Oslo, Norway (BBN) – Coming from the Indian subcontinent, cross country train journeys among verdant countrysides, forests, mountains and cities are commonplace.
So the plan of taking a train across Norway with family, however high the Trip Advisor or Expedia rating might have been, was met with some skepticism, reports The Hindu.
Norway’s fjords or the Northern Lights would have been a more logical choice, but a train journey?
The Oslo Bergen railway is part of the Norway in a Nutshell programme that combines rail, boat and bus between the coasts showcasing the best of Norway’s landscapes.
Departing from the capital Oslo, what started of as just another rail trip, quickly changed into a dramatic experience. For the next hundred odd kilometres, we were treated to some of the highlights of eastern Norway – Norefjell mountains, the lush Hardingall valley, the expansive Kroderen lake and the Hardangers glacier.
If the scenery outside was marvellous, the quaint railway stations along the way built of brick, stone and wood in art nouveau style were no less impressive. Some of the stops such as Gol, Geilo and Dale are popular ski resorts in winter and cycling, hiking and holiday destinations in summer.
The highest point of the trip is Finse (1273M), not surprisingly surrounded by a landscape of frozen lakes, ice sheets and snow-covered meadows.
At Myrdal, we changed trains to the Flam railway. Amidst nippy winds on the 863M high plateau, even the 5 minutes waiting time seemed like eternity.
We picked the window seats on the left side to catch the valley views. After we crossed the Reinunga lake and emerged from the Bakli tunnel, the mighty Kjos waterfalls reveals itself in all its glory.
The train stops briefly for the passengers to disembark and grab a quick photo-opp. As the waterfall cascades down, there’s enough spray to drench you, so its better to carry a poncho or rain jacket. From here on, there is a steady descent towards Flam with view upon magnificent view greeting us every time the train emerged from one of the 20 odd tunnels or crossed the river.

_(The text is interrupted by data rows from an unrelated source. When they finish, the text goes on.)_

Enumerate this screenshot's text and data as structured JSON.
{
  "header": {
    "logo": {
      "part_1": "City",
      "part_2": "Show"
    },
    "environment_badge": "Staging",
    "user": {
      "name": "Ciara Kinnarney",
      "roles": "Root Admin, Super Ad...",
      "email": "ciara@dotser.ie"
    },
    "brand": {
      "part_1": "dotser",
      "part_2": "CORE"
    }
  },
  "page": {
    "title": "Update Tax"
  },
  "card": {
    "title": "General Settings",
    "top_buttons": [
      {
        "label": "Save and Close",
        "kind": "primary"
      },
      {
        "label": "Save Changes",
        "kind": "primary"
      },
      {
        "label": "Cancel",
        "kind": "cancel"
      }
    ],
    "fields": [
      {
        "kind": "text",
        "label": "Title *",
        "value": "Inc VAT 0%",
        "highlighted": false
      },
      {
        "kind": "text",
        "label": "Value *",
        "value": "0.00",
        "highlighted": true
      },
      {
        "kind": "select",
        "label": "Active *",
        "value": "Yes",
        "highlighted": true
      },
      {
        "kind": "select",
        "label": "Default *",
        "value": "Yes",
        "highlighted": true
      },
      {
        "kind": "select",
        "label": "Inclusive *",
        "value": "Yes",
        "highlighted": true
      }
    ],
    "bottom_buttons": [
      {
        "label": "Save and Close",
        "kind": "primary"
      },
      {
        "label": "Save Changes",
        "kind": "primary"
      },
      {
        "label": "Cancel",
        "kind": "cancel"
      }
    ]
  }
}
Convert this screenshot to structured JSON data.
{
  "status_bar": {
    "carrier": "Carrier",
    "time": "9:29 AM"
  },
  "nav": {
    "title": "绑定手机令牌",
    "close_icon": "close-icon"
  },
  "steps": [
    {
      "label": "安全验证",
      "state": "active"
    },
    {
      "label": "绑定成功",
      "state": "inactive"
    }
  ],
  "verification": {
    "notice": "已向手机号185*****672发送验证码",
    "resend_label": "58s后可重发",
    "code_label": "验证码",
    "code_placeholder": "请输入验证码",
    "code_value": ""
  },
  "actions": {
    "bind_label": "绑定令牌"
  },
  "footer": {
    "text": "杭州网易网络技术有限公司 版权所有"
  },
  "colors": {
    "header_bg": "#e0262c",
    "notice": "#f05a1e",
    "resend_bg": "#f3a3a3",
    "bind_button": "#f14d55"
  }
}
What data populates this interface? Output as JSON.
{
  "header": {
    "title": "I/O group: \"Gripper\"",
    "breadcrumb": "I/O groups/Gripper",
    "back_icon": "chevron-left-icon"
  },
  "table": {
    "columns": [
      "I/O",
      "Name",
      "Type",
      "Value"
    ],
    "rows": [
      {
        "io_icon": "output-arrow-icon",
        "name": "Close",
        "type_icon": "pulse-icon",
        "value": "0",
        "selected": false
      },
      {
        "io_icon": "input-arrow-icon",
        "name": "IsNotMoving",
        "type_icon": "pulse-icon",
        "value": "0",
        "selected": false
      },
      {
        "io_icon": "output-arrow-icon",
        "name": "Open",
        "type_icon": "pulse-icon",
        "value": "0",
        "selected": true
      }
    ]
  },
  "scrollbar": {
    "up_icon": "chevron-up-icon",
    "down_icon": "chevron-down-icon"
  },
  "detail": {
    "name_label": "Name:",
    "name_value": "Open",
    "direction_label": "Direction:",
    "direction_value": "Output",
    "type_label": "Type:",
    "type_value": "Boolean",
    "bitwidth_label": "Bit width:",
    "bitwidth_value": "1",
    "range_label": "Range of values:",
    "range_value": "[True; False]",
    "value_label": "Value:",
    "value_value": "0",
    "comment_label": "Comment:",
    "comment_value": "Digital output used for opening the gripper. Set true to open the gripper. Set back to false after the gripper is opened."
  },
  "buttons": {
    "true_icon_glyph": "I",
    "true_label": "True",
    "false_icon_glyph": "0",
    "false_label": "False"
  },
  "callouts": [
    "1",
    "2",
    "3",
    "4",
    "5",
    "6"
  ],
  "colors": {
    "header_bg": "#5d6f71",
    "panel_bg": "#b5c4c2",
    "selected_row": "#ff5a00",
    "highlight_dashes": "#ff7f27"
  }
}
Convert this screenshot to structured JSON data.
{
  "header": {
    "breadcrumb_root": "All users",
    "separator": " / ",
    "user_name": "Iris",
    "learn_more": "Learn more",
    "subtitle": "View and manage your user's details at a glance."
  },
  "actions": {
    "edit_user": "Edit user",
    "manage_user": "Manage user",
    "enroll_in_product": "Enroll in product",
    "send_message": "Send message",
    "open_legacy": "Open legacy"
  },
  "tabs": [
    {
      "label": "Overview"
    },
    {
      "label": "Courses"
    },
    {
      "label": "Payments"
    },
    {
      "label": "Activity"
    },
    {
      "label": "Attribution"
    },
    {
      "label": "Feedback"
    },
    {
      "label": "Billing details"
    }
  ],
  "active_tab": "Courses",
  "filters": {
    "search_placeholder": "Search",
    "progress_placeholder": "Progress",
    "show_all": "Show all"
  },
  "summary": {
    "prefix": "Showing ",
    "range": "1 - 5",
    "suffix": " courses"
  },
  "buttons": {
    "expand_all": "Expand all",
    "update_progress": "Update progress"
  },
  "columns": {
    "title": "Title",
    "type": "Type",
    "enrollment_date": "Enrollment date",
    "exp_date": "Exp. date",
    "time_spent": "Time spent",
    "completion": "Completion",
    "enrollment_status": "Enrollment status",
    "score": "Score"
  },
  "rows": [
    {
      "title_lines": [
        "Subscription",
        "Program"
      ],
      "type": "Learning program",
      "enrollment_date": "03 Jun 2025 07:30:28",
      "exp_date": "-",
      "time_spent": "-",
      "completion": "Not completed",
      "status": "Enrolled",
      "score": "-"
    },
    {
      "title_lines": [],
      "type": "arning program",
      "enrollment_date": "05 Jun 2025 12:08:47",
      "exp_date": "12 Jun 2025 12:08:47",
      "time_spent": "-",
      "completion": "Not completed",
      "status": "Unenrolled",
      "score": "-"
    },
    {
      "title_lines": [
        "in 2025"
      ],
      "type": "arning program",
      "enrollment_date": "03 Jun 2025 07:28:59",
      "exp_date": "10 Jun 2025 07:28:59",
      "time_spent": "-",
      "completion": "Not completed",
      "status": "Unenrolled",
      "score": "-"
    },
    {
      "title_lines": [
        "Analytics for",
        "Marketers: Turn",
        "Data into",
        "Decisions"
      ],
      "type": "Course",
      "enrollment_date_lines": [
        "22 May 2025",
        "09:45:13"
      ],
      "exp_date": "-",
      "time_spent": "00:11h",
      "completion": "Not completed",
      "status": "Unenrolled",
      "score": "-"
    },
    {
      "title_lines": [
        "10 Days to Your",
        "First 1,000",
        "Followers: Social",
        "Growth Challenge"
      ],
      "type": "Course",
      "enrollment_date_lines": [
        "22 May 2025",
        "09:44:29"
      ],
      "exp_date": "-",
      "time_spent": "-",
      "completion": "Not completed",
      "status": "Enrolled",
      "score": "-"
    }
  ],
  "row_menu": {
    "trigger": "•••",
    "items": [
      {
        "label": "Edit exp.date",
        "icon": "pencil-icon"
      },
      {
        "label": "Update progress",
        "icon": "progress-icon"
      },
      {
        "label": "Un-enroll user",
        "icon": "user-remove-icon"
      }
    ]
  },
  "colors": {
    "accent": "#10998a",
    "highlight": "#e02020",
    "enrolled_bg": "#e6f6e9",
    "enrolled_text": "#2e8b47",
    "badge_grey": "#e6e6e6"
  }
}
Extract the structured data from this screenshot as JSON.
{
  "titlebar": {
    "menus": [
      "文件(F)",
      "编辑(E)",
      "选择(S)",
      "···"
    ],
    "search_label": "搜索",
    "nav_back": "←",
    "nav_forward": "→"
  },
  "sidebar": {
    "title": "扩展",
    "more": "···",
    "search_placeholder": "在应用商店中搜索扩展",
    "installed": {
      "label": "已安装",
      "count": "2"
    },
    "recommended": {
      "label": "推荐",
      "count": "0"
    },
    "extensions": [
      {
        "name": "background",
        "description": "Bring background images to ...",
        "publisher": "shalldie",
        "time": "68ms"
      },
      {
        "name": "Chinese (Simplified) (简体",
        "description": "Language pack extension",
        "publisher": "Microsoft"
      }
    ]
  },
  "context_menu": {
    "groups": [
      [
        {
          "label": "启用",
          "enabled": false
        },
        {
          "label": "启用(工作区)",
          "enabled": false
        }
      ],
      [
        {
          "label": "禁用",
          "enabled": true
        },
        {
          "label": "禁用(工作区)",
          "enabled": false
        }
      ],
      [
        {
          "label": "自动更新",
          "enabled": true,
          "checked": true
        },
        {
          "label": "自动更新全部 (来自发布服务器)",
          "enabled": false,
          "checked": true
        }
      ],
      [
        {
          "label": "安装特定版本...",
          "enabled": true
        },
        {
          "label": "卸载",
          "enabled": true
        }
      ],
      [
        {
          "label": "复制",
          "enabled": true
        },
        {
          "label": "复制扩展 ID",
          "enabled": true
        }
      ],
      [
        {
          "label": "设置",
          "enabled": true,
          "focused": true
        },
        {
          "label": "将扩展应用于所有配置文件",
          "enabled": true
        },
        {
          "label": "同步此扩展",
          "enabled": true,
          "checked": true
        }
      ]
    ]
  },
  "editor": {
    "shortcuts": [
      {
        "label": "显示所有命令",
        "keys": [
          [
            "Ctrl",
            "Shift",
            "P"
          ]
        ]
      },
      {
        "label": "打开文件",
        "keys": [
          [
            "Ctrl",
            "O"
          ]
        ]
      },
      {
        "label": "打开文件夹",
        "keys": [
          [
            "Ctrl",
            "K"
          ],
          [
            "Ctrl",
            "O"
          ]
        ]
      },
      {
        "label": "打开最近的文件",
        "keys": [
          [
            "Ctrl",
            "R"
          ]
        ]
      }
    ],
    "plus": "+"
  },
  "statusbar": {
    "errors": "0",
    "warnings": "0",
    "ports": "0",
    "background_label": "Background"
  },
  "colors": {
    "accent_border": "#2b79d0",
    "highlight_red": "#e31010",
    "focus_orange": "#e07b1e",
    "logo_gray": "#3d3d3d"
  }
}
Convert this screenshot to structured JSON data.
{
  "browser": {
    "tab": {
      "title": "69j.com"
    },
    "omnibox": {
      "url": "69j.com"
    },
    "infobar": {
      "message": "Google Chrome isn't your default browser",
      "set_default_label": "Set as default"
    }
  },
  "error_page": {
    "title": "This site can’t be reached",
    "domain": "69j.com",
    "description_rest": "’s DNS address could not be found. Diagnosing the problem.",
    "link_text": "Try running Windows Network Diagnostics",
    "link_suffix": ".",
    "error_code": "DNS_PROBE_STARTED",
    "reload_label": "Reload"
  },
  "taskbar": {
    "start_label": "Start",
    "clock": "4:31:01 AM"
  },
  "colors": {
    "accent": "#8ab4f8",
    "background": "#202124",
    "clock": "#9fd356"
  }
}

Flam is a delightfully small outpost at the innermost edge of the Auslandersfjord and an important pit stop of the Bergen rail, cruise ships and tour buses.
We had planned to stay overnight in Flam allowing us time for a moderate 3 kilometre trek to the Bergefossen, one of many waterfalls that dot the Flam valley.
When in Fjordland, you never should miss a cruise among the Fjords. Superlatives cannot do justice to the beauty of the place that has evolved over millennia of glacial activity, but what struck us as we sailed through these mile high gorges rising sheer from the ocean surface was their breath-taking scale in contrast to our minscule presence.
From Flam, we opted for the bus for one segment through mountains and forests of the beautiful Raundalen valley. The mesmerizing vistas of waterfalls and carpeted slopes put us in a trance.
The bus arrived at Voss, a major winter sports destination and home to some of Norway’s largest alpine ski slopes. We had only a few minutes left to make the train connection, as Norway’s inter-nodal connections were working on precision timing.
The train was now filled with backpackers, cyclists and families of hikers. The Norwegians love their outdoors; who can blame them when there is so much beauty around.
Last stop – Bergen. The old town centre of Bryggen, the wharf, its fish market with delectable eateries, the museums and the music festival were all bound to make our stay in this former Hanseatic city quite eventful. We had also planned a ride on the funicular to the top of Mount Floyen from where there’s a panoramic view of entire Bergen against the backdrop of surrounding mountains.
As we disembarked, one thought simultaneously crossed our minds – should we cancel our return flight and take the train back just to experience one of the most picturesque train journeys in the world once again? We hadn’t had enough and wanted an encore!